- Point of Service (POS): A plan that costs less, as long as the patient uses services and health care professionals in network.
- Exclusive Provider Organization (EPO): Only in-network services and providers accept this plan (except in emergency situations).
Learn more about which plan is right for you here.
13. Open Enrollment Period
This is the annual period when you can shop for, compare, and enroll in a health insurance plan. In 2019, the Open Enrollment Period runs between November 1st and December 15th, in most states.
Out-of-network doctors, hospitals, and other providers do not accept the costs approved by a person’s health insurance company. Individuals are responsible for paying the difference between their plan’s approved amount and what the out-of-network provider charges. However, there is an allowed amount, based on a geographic area’s UCR (usual, customary, and reasonable) amount, and most healthcare providers, whether they are in-network or not, do not charge above this amount.
15. Out-of-pocket maximum
An out-of-pocket maximum is the maximum amount you will have to pay for a covered service within a year. Once the required amount has been spent on deductibles, copayments, and coinsurance, a health insurance plan will cover the remainder of covered benefits.
This does not include premiums or services that are not covered by a person’s plan, however. More information about particular insurance coverage is available in the benefits summary on the health insurance website.
A premium is the monthly payment for your health insurance plan. Premiums do not cover the full cost of healthcare, though. They just guarantee that you remain covered by your health insurance and are guaranteed the kinds of copayments, coinsurance, deductibles and other rates of coverage outlined in your plan.
An important note: plans with higher premiums have lower deductibles, and sometimes can help a person cut costs in the long run.
17. Pre-existing conditions
A pre-existing medical condition is a health issue that was present before your health coverage began. Common examples include asthma and diabetes. Marketplace insurance plans and most group health plans cannot deny treatment or charge a higher premium based on a pre-existing condition.
18. Preventive services
Preventive services are routine healthcare services such as annual check-ups and women’s wellness exams — and they are covered with a $0 copay by every Marketplace plan. The goal of preventive care — and no cost preventive care especially — is both to ensure that someone doesn’t opt out-of preventive care as a result of not wanting to incur any additional costs.
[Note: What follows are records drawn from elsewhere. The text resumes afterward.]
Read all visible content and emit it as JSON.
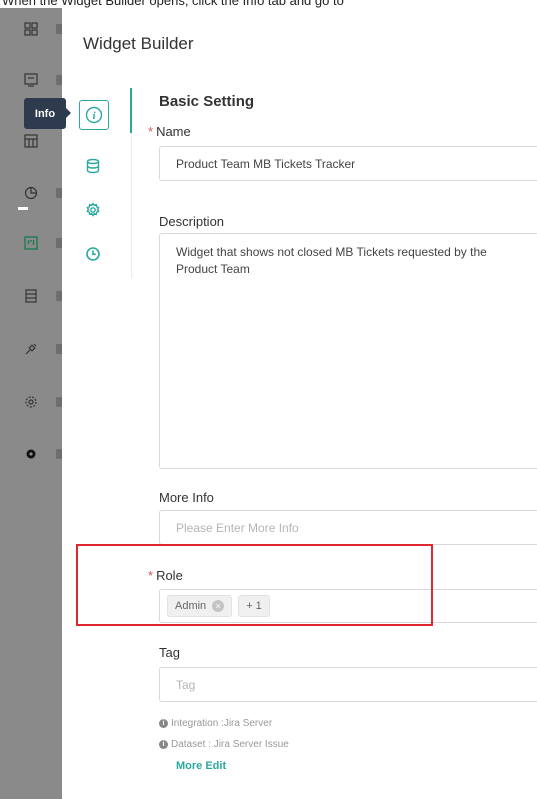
{
  "instruction": "When the Widget Builder opens, click the Info tab and go to",
  "panel": {
    "title": "Widget Builder"
  },
  "tabs": {
    "tooltip": "Info"
  },
  "form": {
    "section_title": "Basic Setting",
    "name": {
      "label": "Name",
      "required_mark": "*",
      "value": "Product Team MB Tickets Tracker"
    },
    "description": {
      "label": "Description",
      "value": "Widget that shows not closed MB Tickets requested by the Product Team"
    },
    "more_info": {
      "label": "More Info",
      "placeholder": "Please Enter More Info"
    },
    "role": {
      "label": "Role",
      "required_mark": "*",
      "chips": [
        "Admin",
        "+ 1"
      ],
      "chip_close": "×"
    },
    "tag": {
      "label": "Tag",
      "placeholder": "Tag"
    }
  },
  "meta": {
    "integration": "Integration :Jira Server",
    "dataset": "Dataset : Jira Server Issue",
    "more_edit": "More Edit",
    "info_glyph": "i"
  },
  "colors": {
    "accent": "#2aa8a0",
    "highlight": "#e0262e",
    "overlay": "#8a8a8a",
    "tooltip_bg": "#2e3a4d"
  }
}
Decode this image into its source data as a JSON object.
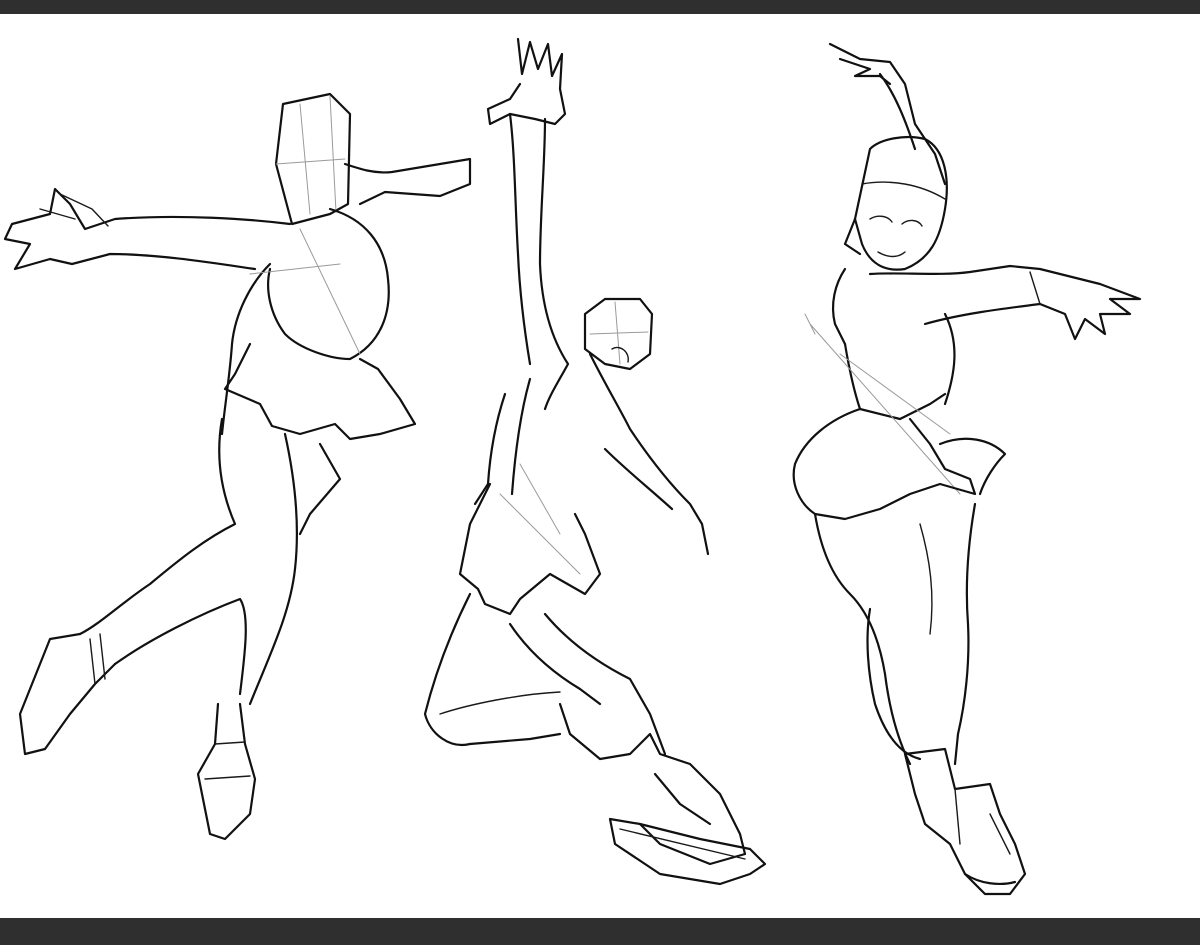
{
  "colors": {
    "frame_bar": "#2f2f2f",
    "canvas": "#ffffff",
    "ink": "#111111",
    "construction_line": "#9a9a9a"
  },
  "figures": [
    {
      "pose": "reaching-arms-out"
    },
    {
      "pose": "arm-raised-leaning"
    },
    {
      "pose": "arm-raised-spin"
    }
  ]
}
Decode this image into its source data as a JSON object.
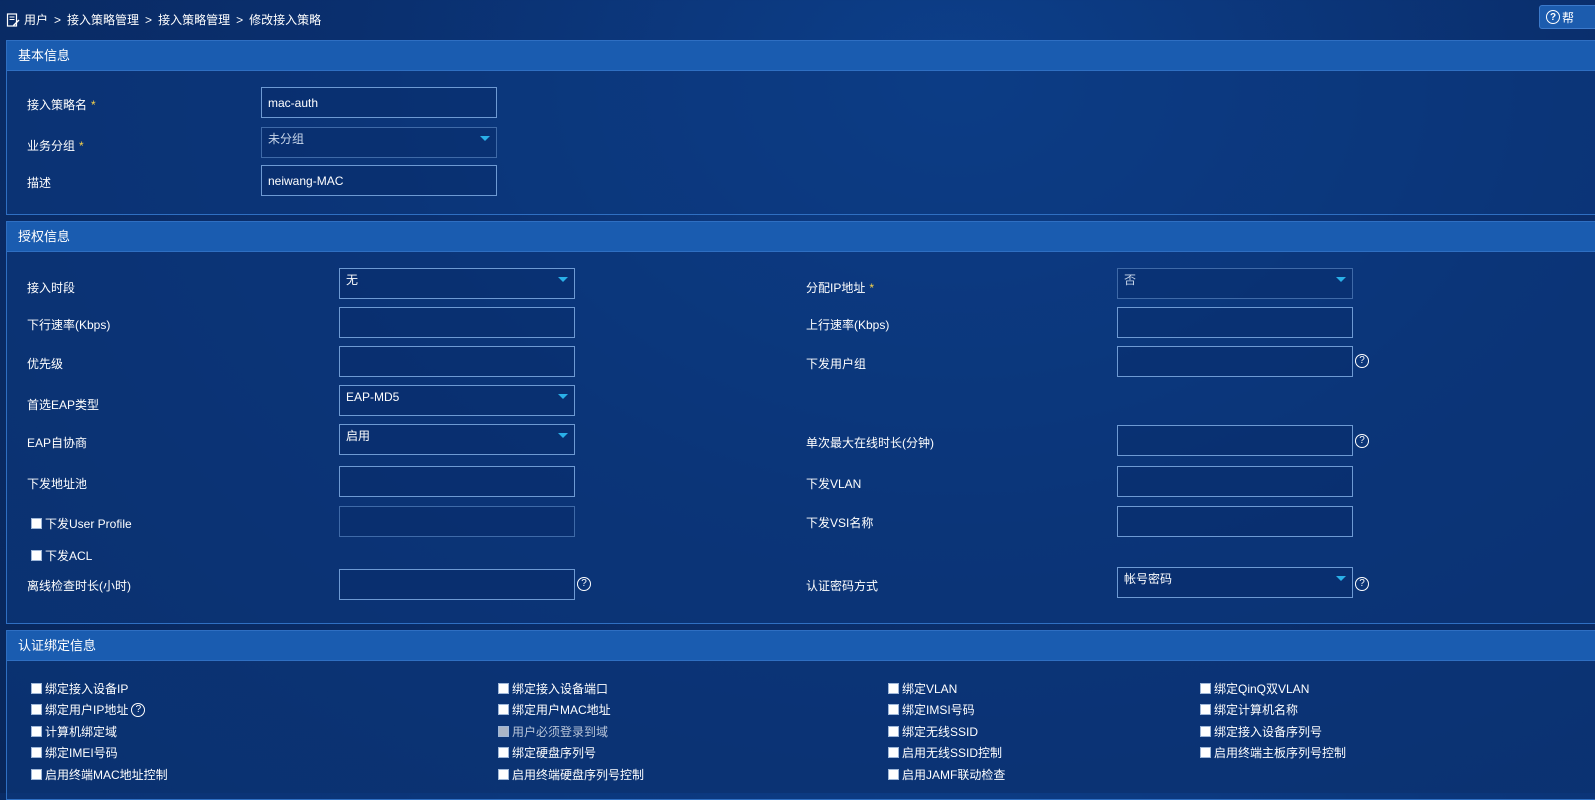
{
  "breadcrumb": {
    "items": [
      "用户",
      "接入策略管理",
      "接入策略管理",
      "修改接入策略"
    ],
    "separator": ">"
  },
  "help_button": {
    "label": "帮"
  },
  "basic": {
    "title": "基本信息",
    "policy_name_label": "接入策略名",
    "policy_name_value": "mac-auth",
    "group_label": "业务分组",
    "group_value": "未分组",
    "desc_label": "描述",
    "desc_value": "neiwang-MAC",
    "required_mark": "*"
  },
  "auth": {
    "title": "授权信息",
    "time_label": "接入时段",
    "time_value": "无",
    "assign_ip_label": "分配IP地址",
    "assign_ip_value": "否",
    "down_rate_label": "下行速率(Kbps)",
    "up_rate_label": "上行速率(Kbps)",
    "priority_label": "优先级",
    "user_group_label": "下发用户组",
    "eap_type_label": "首选EAP类型",
    "eap_type_value": "EAP-MD5",
    "eap_nego_label": "EAP自协商",
    "eap_nego_value": "启用",
    "max_online_label": "单次最大在线时长(分钟)",
    "addr_pool_label": "下发地址池",
    "vlan_label": "下发VLAN",
    "user_profile_label": "下发User Profile",
    "vsi_label": "下发VSI名称",
    "acl_label": "下发ACL",
    "offline_check_label": "离线检查时长(小时)",
    "auth_pwd_label": "认证密码方式",
    "auth_pwd_value": "帐号密码",
    "required_mark": "*"
  },
  "binding": {
    "title": "认证绑定信息",
    "items": [
      "绑定接入设备IP",
      "绑定接入设备端口",
      "绑定VLAN",
      "绑定QinQ双VLAN",
      "绑定用户IP地址",
      "绑定用户MAC地址",
      "绑定IMSI号码",
      "绑定计算机名称",
      "计算机绑定域",
      "用户必须登录到域",
      "绑定无线SSID",
      "绑定接入设备序列号",
      "绑定IMEI号码",
      "绑定硬盘序列号",
      "启用无线SSID控制",
      "启用终端主板序列号控制",
      "启用终端MAC地址控制",
      "启用终端硬盘序列号控制",
      "启用JAMF联动检查"
    ]
  },
  "colors": {
    "accent": "#2ab0e8",
    "panel_header": "#1a5cb0",
    "required": "#f7d34a"
  }
}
And also to prevent illness and other health problems that could be more serious and expensive over time.
19. Special Enrollment Period
If a person misses the Open Enrollment Period or has a qualifying life event (QLE), they may still be able to sign up for health insurance during a Special Enrollment Period (SEP). Some of the most common qualifying life events that might trigger an SEP are:
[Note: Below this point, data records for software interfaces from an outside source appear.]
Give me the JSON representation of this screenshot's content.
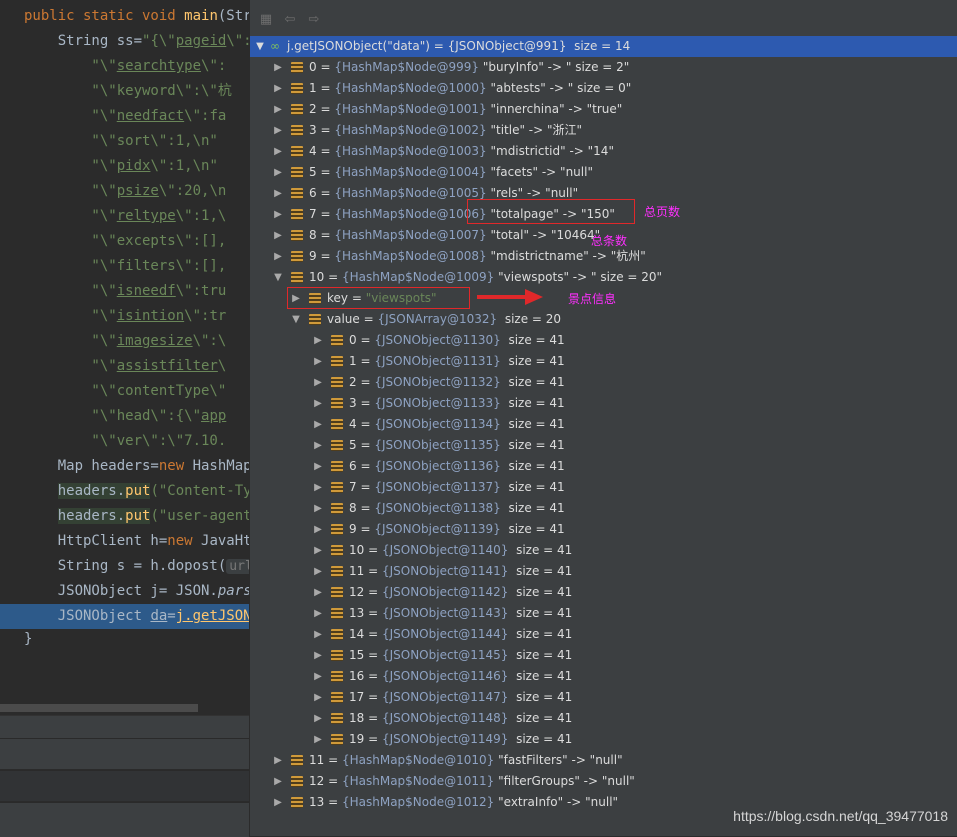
{
  "editor": {
    "lines": [
      {
        "segs": [
          [
            "kw",
            "public static void "
          ],
          [
            "fn",
            "main"
          ],
          [
            "p",
            "(Stri"
          ]
        ]
      },
      {
        "segs": [
          [
            "p",
            "    String ss="
          ],
          [
            "str",
            "\"{\\\""
          ],
          [
            "str ul",
            "pageid"
          ],
          [
            "str",
            "\\\":1"
          ]
        ]
      },
      {
        "segs": [
          [
            "str",
            "        \"\\\""
          ],
          [
            "str ul",
            "searchtype"
          ],
          [
            "str",
            "\\\":"
          ]
        ]
      },
      {
        "segs": [
          [
            "str",
            "        \"\\\"keyword\\\":\\\"杭"
          ]
        ]
      },
      {
        "segs": [
          [
            "str",
            "        \"\\\""
          ],
          [
            "str ul",
            "needfact"
          ],
          [
            "str",
            "\\\":fa"
          ]
        ]
      },
      {
        "segs": [
          [
            "str",
            "        \"\\\"sort\\\":1,\\n\""
          ]
        ]
      },
      {
        "segs": [
          [
            "str",
            "        \"\\\""
          ],
          [
            "str ul",
            "pidx"
          ],
          [
            "str",
            "\\\":1,\\n\""
          ]
        ]
      },
      {
        "segs": [
          [
            "str",
            "        \"\\\""
          ],
          [
            "str ul",
            "psize"
          ],
          [
            "str",
            "\\\":20,\\n"
          ]
        ]
      },
      {
        "segs": [
          [
            "str",
            "        \"\\\""
          ],
          [
            "str ul",
            "reltype"
          ],
          [
            "str",
            "\\\":1,\\"
          ]
        ]
      },
      {
        "segs": [
          [
            "str",
            "        \"\\\"excepts\\\":[],"
          ]
        ]
      },
      {
        "segs": [
          [
            "str",
            "        \"\\\"filters\\\":[],"
          ]
        ]
      },
      {
        "segs": [
          [
            "str",
            "        \"\\\""
          ],
          [
            "str ul",
            "isneedf"
          ],
          [
            "str",
            "\\\":tru"
          ]
        ]
      },
      {
        "segs": [
          [
            "str",
            "        \"\\\""
          ],
          [
            "str ul",
            "isintion"
          ],
          [
            "str",
            "\\\":tr"
          ]
        ]
      },
      {
        "segs": [
          [
            "str",
            "        \"\\\""
          ],
          [
            "str ul",
            "imagesize"
          ],
          [
            "str",
            "\\\":\\"
          ]
        ]
      },
      {
        "segs": [
          [
            "str",
            "        \"\\\""
          ],
          [
            "str ul",
            "assistfilter"
          ],
          [
            "str",
            "\\"
          ]
        ]
      },
      {
        "segs": [
          [
            "str",
            "        \"\\\"contentType\\\""
          ]
        ]
      },
      {
        "segs": [
          [
            "str",
            "        \"\\\"head\\\":{\\\""
          ],
          [
            "str ul",
            "app"
          ]
        ]
      },
      {
        "segs": [
          [
            "str",
            "        \"\\\"ver\\\":\\\"7.10."
          ]
        ]
      },
      {
        "segs": [
          [
            "p",
            "    Map headers="
          ],
          [
            "kw",
            "new "
          ],
          [
            "p",
            "HashMap("
          ]
        ]
      },
      {
        "segs": [
          [
            "p",
            "    "
          ],
          [
            "hl",
            "headers."
          ],
          [
            "hl fn",
            "put"
          ],
          [
            "str",
            "(\"Content-Typ"
          ]
        ]
      },
      {
        "segs": [
          [
            "p",
            "    "
          ],
          [
            "hl",
            "headers."
          ],
          [
            "hl fn",
            "put"
          ],
          [
            "str",
            "(\"user-agent\""
          ]
        ]
      },
      {
        "segs": [
          [
            "p",
            "    HttpClient h="
          ],
          [
            "kw",
            "new "
          ],
          [
            "p",
            "JavaHtt"
          ]
        ]
      },
      {
        "segs": [
          [
            "p",
            "    String s = h.dopost("
          ],
          [
            "hint",
            "url:"
          ]
        ]
      },
      {
        "segs": [
          [
            "p",
            "    JSONObject j= JSON."
          ],
          [
            "it",
            "parse"
          ]
        ]
      },
      {
        "segs": [
          [
            "p",
            "    JSONObject "
          ],
          [
            "ul",
            "da"
          ],
          [
            "p",
            "="
          ],
          [
            "fn ul",
            "j.getJSONO"
          ]
        ]
      },
      {
        "segs": [
          [
            "p",
            "}"
          ]
        ]
      }
    ]
  },
  "panel": {
    "root": {
      "text": "j.getJSONObject(\"data\") = {JSONObject@991}  size = 14"
    },
    "rows": [
      {
        "key": "0",
        "type": "{HashMap$Node@999}",
        "val": "\"buryInfo\" -> \" size = 2\""
      },
      {
        "key": "1",
        "type": "{HashMap$Node@1000}",
        "val": "\"abtests\" -> \" size = 0\""
      },
      {
        "key": "2",
        "type": "{HashMap$Node@1001}",
        "val": "\"innerchina\" -> \"true\""
      },
      {
        "key": "3",
        "type": "{HashMap$Node@1002}",
        "val": "\"title\" -> \"浙江\""
      },
      {
        "key": "4",
        "type": "{HashMap$Node@1003}",
        "val": "\"mdistrictid\" -> \"14\""
      },
      {
        "key": "5",
        "type": "{HashMap$Node@1004}",
        "val": "\"facets\" -> \"null\""
      },
      {
        "key": "6",
        "type": "{HashMap$Node@1005}",
        "val": "\"rels\" -> \"null\""
      },
      {
        "key": "7",
        "type": "{HashMap$Node@1006}",
        "val": "\"totalpage\" -> \"150\""
      },
      {
        "key": "8",
        "type": "{HashMap$Node@1007}",
        "val": "\"total\" -> \"10464\""
      },
      {
        "key": "9",
        "type": "{HashMap$Node@1008}",
        "val": "\"mdistrictname\" -> \"杭州\""
      },
      {
        "key": "10",
        "type": "{HashMap$Node@1009}",
        "val": "\"viewspots\" -> \" size = 20\""
      }
    ],
    "key_row": {
      "label": "key",
      "eq": " = ",
      "value": "\"viewspots\""
    },
    "value_row": {
      "label": "value",
      "type": "{JSONArray@1032}",
      "size": "size = 20"
    },
    "items": [
      {
        "key": "0",
        "type": "{JSONObject@1130}",
        "size": "size = 41"
      },
      {
        "key": "1",
        "type": "{JSONObject@1131}",
        "size": "size = 41"
      },
      {
        "key": "2",
        "type": "{JSONObject@1132}",
        "size": "size = 41"
      },
      {
        "key": "3",
        "type": "{JSONObject@1133}",
        "size": "size = 41"
      },
      {
        "key": "4",
        "type": "{JSONObject@1134}",
        "size": "size = 41"
      },
      {
        "key": "5",
        "type": "{JSONObject@1135}",
        "size": "size = 41"
      },
      {
        "key": "6",
        "type": "{JSONObject@1136}",
        "size": "size = 41"
      },
      {
        "key": "7",
        "type": "{JSONObject@1137}",
        "size": "size = 41"
      },
      {
        "key": "8",
        "type": "{JSONObject@1138}",
        "size": "size = 41"
      },
      {
        "key": "9",
        "type": "{JSONObject@1139}",
        "size": "size = 41"
      },
      {
        "key": "10",
        "type": "{JSONObject@1140}",
        "size": "size = 41"
      },
      {
        "key": "11",
        "type": "{JSONObject@1141}",
        "size": "size = 41"
      },
      {
        "key": "12",
        "type": "{JSONObject@1142}",
        "size": "size = 41"
      },
      {
        "key": "13",
        "type": "{JSONObject@1143}",
        "size": "size = 41"
      },
      {
        "key": "14",
        "type": "{JSONObject@1144}",
        "size": "size = 41"
      },
      {
        "key": "15",
        "type": "{JSONObject@1145}",
        "size": "size = 41"
      },
      {
        "key": "16",
        "type": "{JSONObject@1146}",
        "size": "size = 41"
      },
      {
        "key": "17",
        "type": "{JSONObject@1147}",
        "size": "size = 41"
      },
      {
        "key": "18",
        "type": "{JSONObject@1148}",
        "size": "size = 41"
      },
      {
        "key": "19",
        "type": "{JSONObject@1149}",
        "size": "size = 41"
      }
    ],
    "tail_rows": [
      {
        "key": "11",
        "type": "{HashMap$Node@1010}",
        "val": "\"fastFilters\" -> \"null\""
      },
      {
        "key": "12",
        "type": "{HashMap$Node@1011}",
        "val": "\"filterGroups\" -> \"null\""
      },
      {
        "key": "13",
        "type": "{HashMap$Node@1012}",
        "val": "\"extraInfo\" -> \"null\""
      }
    ]
  },
  "annotations": {
    "total_pages": "总页数",
    "total_count": "总条数",
    "spot_info": "景点信息"
  },
  "watermark": "https://blog.csdn.net/qq_39477018",
  "colors": {
    "selection": "#2d5ab0",
    "callout_red": "#e0282a",
    "note_magenta": "#ff2fff"
  }
}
- Losing health coverage because of job loss or decrease in hours.
- Getting married.
- Having or adopting a child.
- Making too much income to qualify for Medicaid or Medicare.
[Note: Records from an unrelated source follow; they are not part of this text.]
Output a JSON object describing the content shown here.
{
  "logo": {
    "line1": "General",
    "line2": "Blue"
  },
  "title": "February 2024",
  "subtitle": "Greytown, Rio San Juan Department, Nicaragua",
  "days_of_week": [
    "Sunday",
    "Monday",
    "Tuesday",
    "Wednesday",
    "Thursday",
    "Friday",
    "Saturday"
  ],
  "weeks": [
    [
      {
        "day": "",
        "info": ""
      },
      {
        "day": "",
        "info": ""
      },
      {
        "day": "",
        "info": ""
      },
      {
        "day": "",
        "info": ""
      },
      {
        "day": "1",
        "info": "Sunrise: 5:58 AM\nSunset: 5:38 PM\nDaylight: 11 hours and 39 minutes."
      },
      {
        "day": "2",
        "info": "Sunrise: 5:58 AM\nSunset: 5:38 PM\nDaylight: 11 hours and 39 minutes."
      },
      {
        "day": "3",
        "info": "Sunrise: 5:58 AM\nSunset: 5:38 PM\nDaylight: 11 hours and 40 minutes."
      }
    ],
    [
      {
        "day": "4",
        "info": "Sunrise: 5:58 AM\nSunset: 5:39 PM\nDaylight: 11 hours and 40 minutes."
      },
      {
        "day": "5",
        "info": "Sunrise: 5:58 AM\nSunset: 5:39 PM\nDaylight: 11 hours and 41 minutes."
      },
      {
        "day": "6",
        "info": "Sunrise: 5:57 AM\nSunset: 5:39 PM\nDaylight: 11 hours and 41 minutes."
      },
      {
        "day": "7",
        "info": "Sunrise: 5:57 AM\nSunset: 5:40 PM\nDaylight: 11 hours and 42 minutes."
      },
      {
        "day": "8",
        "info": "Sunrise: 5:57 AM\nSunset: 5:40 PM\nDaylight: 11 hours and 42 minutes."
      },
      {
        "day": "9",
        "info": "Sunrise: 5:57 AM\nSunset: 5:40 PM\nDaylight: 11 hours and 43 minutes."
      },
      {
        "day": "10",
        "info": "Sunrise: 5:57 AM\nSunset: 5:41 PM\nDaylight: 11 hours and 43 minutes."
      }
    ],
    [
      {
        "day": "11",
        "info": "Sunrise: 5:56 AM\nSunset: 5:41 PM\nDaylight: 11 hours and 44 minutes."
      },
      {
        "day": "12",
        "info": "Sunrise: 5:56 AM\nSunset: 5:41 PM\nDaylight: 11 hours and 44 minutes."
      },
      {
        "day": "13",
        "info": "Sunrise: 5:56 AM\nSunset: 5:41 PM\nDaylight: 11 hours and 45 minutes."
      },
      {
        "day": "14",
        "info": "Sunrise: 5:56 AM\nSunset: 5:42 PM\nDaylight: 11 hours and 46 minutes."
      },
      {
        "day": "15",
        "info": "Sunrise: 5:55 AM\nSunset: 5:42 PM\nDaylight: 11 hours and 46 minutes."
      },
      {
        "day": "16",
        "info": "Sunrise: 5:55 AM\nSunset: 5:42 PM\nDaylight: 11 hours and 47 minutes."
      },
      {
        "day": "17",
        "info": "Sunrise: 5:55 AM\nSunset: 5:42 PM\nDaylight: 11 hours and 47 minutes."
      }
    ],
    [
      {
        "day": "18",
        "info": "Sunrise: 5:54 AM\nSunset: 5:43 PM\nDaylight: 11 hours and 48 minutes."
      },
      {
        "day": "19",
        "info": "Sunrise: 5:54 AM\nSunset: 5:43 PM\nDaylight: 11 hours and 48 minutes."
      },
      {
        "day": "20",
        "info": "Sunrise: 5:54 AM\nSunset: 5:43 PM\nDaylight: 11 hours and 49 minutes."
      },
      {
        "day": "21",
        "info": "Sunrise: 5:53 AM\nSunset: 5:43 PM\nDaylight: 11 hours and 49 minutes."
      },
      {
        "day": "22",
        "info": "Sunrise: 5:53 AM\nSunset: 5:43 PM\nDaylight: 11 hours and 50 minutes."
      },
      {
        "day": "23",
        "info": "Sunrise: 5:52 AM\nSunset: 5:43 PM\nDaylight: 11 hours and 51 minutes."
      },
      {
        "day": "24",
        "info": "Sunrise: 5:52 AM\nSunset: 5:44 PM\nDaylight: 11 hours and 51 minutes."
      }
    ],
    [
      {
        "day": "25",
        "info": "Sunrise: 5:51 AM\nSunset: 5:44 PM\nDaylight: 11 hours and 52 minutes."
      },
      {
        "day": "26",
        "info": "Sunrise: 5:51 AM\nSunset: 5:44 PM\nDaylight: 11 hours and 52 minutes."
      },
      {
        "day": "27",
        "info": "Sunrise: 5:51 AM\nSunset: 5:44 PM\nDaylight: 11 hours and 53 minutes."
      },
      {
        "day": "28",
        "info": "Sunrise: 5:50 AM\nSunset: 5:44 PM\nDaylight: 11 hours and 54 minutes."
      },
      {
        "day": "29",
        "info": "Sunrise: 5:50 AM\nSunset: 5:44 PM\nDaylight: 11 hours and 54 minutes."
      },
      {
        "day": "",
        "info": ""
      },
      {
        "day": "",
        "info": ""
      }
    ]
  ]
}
- Turning 26 and aging off your parents’ health insurance plan.
Typically, a person has 60 days to enroll following their QLE. Click here to find out if you’re eligible.
Depending on your income level, if you buy your insurance through the Marketplace, whether on HealthCare.gov or HealthSherpa, you might be eligible for what’s known as an Advance Premium Tax Credit and/or Cost Saving Reduction. Advanced Premium Tax Credits are tax credit that apply in real time to lower your health insurance premiums each month. All subsidized coverage depends on your household size and income. Learn more about income guidelines and reduced cost coverage here. Depending on your income level, selecting a Silver-level Marketplace plan will also qualify you for extra savings through Cost Sharing Reductions, which lower the amounts of your copayments, deductibles, and coinsurance, as well as lowering your out-of-pocket maximums.
We hope you found this article helpful and that it gives you more confidence when applying for a new health insurance plan. And before you go, don’t forget to grab our FREE reference guide!